Data records

»»

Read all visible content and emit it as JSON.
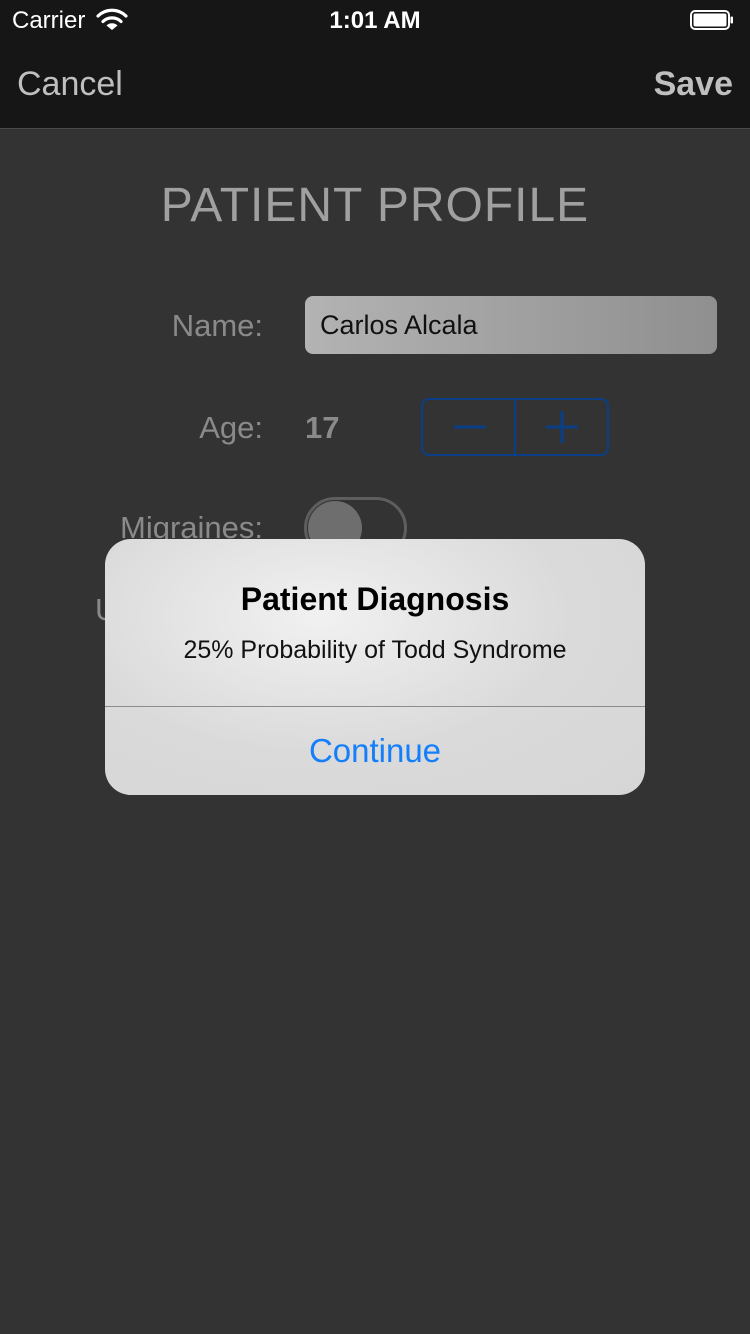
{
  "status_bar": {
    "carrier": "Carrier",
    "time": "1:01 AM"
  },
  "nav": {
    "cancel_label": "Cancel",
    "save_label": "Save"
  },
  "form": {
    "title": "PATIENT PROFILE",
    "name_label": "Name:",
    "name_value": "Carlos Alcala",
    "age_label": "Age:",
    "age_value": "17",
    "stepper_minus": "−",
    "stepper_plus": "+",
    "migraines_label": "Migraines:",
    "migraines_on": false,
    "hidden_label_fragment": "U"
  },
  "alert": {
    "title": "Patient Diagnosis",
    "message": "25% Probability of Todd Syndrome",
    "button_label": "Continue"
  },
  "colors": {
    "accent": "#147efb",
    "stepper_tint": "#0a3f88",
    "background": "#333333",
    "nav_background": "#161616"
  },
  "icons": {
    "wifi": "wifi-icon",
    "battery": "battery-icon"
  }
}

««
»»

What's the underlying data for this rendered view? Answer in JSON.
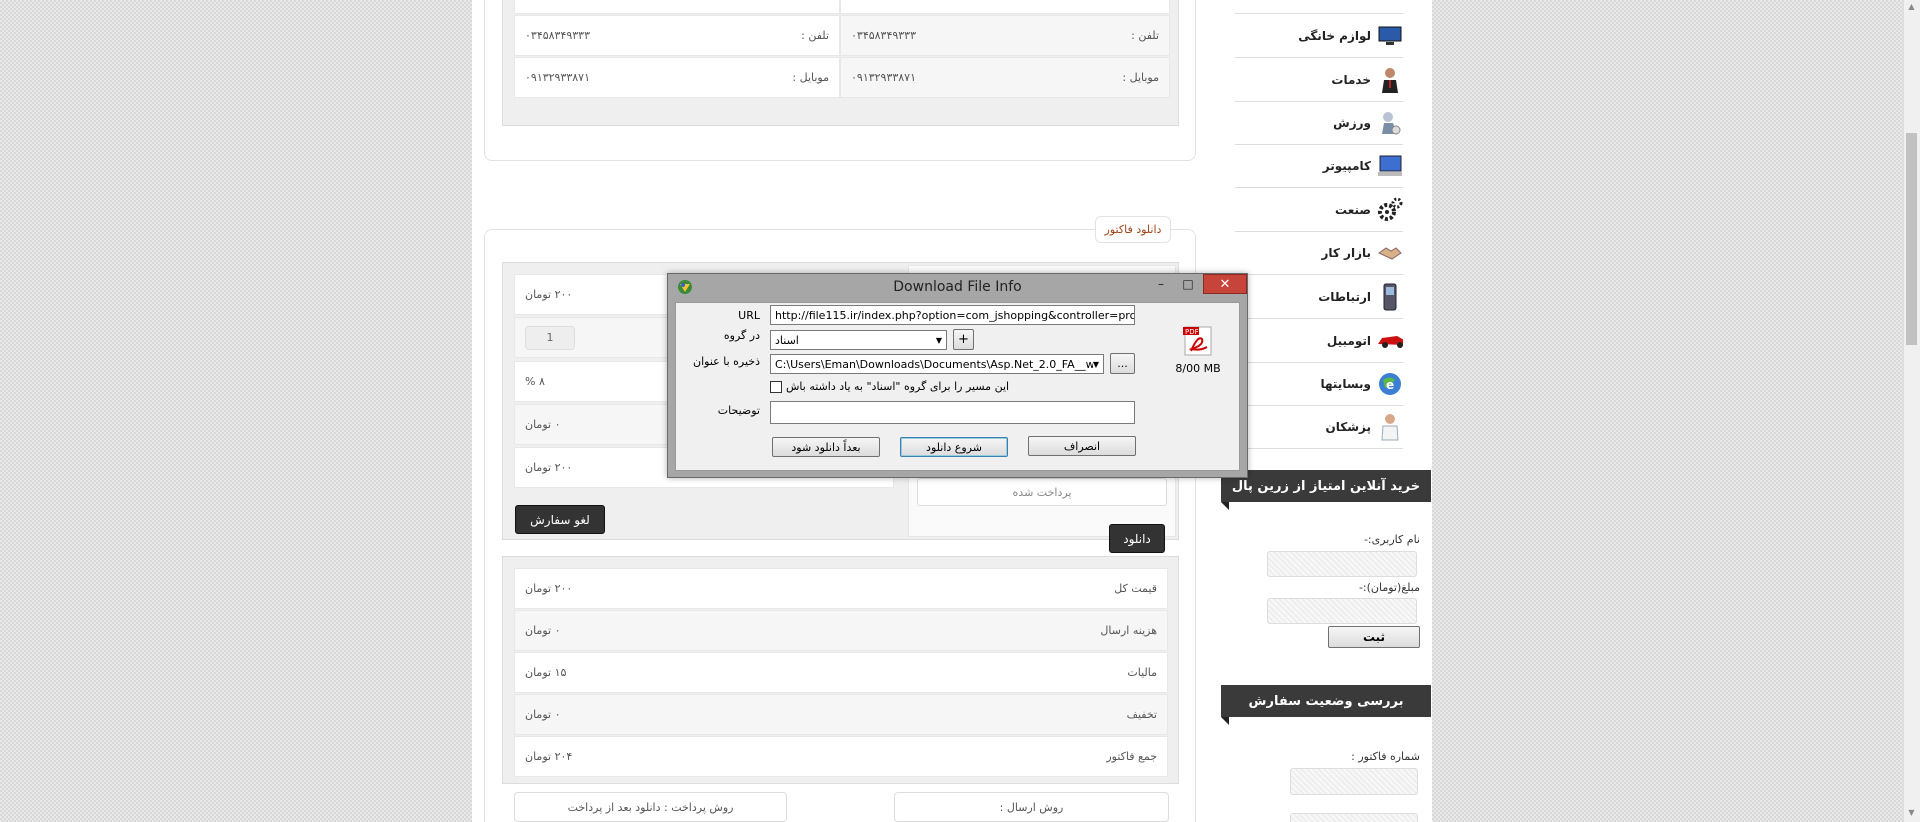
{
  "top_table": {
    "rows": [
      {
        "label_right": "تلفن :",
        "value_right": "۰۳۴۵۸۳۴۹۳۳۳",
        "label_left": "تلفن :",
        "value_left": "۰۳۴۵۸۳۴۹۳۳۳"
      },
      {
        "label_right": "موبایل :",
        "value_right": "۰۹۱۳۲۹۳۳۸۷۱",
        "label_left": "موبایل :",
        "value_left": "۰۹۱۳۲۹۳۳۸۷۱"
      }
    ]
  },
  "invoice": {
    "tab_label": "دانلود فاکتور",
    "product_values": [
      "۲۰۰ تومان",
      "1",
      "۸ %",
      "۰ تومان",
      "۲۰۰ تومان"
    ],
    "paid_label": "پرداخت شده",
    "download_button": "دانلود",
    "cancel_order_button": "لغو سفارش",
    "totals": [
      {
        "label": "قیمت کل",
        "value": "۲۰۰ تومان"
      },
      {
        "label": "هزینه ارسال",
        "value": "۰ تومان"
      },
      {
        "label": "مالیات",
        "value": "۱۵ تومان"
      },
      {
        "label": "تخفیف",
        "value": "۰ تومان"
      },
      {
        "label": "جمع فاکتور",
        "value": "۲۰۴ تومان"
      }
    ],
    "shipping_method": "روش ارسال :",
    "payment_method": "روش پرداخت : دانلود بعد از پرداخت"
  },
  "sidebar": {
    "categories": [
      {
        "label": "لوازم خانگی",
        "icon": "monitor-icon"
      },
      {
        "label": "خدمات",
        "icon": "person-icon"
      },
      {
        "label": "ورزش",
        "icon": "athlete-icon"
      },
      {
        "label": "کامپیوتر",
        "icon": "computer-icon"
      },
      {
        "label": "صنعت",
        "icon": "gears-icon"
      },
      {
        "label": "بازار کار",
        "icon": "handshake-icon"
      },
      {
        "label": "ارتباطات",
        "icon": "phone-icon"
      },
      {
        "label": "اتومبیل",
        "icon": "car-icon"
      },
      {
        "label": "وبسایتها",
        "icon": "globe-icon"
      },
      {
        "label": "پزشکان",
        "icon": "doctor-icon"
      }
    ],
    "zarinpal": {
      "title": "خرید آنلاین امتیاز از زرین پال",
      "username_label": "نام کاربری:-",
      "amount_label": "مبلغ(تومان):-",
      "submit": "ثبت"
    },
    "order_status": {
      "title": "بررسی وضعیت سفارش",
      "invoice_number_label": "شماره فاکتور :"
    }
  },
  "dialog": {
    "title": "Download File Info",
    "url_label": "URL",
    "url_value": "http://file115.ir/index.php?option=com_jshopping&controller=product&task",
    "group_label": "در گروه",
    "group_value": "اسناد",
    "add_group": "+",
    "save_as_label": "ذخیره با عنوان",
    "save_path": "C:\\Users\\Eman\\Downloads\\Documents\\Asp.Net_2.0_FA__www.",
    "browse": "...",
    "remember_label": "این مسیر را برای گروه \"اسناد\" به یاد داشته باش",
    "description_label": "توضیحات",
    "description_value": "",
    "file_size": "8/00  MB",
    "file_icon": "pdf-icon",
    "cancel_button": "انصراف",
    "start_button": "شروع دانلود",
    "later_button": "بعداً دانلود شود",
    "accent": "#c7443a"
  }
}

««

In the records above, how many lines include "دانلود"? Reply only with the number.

5